Goal of the exercise:
Find the lines in the records that carry the word "VIÊN". Copy each one.

::: Information

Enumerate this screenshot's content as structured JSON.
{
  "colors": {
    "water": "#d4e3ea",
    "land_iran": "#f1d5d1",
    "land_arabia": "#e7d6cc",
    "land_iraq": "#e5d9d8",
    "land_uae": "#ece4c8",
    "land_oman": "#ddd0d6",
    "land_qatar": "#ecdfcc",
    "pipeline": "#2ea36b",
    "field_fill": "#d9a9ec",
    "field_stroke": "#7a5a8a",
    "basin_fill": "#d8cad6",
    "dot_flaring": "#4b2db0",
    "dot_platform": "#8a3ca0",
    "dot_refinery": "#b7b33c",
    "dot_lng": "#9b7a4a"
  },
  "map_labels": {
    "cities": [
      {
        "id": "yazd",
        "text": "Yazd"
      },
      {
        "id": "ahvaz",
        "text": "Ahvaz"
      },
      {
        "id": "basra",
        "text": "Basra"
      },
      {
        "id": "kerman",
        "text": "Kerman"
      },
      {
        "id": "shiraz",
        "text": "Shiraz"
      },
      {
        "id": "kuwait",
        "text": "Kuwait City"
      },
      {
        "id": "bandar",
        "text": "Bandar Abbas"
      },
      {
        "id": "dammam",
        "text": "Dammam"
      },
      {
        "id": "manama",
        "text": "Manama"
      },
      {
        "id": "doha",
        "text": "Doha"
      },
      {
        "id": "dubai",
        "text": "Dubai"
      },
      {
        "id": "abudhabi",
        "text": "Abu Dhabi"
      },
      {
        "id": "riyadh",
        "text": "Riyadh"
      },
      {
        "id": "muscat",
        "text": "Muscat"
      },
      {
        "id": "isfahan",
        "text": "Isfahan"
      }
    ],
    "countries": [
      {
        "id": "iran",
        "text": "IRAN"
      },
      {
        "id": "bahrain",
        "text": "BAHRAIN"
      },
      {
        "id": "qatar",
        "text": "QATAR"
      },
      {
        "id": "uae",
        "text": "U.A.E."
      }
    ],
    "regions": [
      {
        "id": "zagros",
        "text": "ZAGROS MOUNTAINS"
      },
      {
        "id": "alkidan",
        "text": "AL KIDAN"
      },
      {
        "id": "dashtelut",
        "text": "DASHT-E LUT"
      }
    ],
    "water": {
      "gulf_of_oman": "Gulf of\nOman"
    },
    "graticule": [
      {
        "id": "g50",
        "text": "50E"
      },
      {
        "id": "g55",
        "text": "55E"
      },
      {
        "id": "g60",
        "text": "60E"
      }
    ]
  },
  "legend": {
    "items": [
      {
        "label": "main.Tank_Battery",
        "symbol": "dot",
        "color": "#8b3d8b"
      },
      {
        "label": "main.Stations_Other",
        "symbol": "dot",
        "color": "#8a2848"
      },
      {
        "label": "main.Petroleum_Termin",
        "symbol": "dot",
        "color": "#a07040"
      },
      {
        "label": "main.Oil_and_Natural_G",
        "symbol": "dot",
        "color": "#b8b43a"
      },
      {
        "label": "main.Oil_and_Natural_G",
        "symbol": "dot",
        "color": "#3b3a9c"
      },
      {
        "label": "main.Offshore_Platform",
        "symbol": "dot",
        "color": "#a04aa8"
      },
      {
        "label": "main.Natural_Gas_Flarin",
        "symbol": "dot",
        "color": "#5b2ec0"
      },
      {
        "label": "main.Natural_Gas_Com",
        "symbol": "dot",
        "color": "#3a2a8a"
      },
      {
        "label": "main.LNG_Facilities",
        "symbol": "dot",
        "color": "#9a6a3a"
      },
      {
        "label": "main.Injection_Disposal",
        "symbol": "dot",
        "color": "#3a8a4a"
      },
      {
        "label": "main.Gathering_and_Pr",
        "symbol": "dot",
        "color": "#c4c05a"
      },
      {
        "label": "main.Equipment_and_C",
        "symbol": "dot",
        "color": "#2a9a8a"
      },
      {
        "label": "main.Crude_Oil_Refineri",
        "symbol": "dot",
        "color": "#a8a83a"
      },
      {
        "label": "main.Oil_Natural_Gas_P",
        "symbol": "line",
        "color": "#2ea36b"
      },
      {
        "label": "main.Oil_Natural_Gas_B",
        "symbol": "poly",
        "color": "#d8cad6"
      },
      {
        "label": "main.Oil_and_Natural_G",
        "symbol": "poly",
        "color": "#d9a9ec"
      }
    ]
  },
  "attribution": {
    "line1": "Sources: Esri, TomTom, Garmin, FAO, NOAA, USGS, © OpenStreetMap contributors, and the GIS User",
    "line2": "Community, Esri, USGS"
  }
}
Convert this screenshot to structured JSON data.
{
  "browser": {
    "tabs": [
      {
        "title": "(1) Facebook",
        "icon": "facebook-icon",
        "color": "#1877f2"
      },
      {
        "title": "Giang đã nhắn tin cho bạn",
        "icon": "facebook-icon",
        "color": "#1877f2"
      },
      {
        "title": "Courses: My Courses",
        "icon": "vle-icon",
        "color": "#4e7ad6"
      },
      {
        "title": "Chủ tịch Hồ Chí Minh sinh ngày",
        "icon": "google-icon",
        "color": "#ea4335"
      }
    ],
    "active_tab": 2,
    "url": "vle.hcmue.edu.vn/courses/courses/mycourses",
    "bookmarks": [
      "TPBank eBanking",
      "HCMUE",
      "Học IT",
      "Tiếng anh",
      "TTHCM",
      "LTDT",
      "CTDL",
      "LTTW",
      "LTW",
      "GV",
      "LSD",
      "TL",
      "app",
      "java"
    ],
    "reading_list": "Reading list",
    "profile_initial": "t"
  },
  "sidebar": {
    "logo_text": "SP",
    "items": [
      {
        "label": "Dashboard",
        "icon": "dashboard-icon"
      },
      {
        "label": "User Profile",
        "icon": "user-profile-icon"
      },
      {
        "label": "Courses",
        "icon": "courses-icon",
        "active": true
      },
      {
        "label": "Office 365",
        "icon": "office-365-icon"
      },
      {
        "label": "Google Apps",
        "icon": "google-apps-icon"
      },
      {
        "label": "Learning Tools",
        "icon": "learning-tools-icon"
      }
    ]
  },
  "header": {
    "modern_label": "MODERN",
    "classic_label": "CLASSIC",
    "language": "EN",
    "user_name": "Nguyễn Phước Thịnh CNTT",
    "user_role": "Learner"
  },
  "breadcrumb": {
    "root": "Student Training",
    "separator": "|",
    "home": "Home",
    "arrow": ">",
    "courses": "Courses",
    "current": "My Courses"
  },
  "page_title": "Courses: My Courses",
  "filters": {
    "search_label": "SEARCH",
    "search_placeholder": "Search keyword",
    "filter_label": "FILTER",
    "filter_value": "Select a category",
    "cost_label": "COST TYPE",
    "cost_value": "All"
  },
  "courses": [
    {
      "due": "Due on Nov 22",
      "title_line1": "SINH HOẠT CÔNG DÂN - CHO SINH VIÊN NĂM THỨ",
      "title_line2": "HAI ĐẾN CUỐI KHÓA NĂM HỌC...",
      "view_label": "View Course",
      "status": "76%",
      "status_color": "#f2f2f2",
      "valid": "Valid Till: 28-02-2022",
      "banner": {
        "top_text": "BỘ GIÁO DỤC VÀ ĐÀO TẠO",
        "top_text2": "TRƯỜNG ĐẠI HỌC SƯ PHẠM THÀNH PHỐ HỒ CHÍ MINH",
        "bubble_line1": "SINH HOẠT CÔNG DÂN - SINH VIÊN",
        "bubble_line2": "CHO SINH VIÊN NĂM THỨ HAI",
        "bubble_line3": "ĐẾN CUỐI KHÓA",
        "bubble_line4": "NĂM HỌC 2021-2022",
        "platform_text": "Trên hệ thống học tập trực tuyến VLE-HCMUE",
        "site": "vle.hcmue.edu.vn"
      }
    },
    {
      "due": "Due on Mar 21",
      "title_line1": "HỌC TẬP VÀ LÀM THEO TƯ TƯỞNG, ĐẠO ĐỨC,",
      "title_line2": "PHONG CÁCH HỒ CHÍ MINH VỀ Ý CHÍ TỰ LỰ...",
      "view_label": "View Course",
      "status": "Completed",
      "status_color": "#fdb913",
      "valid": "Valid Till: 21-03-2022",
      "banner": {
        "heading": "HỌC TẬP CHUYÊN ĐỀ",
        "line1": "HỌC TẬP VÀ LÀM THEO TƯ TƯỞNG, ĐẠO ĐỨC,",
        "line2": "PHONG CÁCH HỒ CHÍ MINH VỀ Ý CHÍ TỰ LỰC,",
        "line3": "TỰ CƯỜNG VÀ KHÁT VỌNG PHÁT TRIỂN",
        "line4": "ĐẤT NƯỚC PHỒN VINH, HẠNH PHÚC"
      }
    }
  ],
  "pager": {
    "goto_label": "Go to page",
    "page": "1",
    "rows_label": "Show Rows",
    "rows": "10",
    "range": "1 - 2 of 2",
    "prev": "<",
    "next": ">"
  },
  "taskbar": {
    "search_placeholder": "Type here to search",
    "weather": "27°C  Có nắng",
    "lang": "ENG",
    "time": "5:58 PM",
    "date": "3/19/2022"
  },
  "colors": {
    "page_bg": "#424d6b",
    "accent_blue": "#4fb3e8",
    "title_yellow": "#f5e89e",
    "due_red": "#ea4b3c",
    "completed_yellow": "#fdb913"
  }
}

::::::

Written solution:
      "title_line1": "SINH HOẠT CÔNG DÂN - CHO SINH VIÊN NĂM THỨ",
        "bubble_line1": "SINH HOẠT CÔNG DÂN - SINH VIÊN",
        "bubble_line2": "CHO SINH VIÊN NĂM THỨ HAI",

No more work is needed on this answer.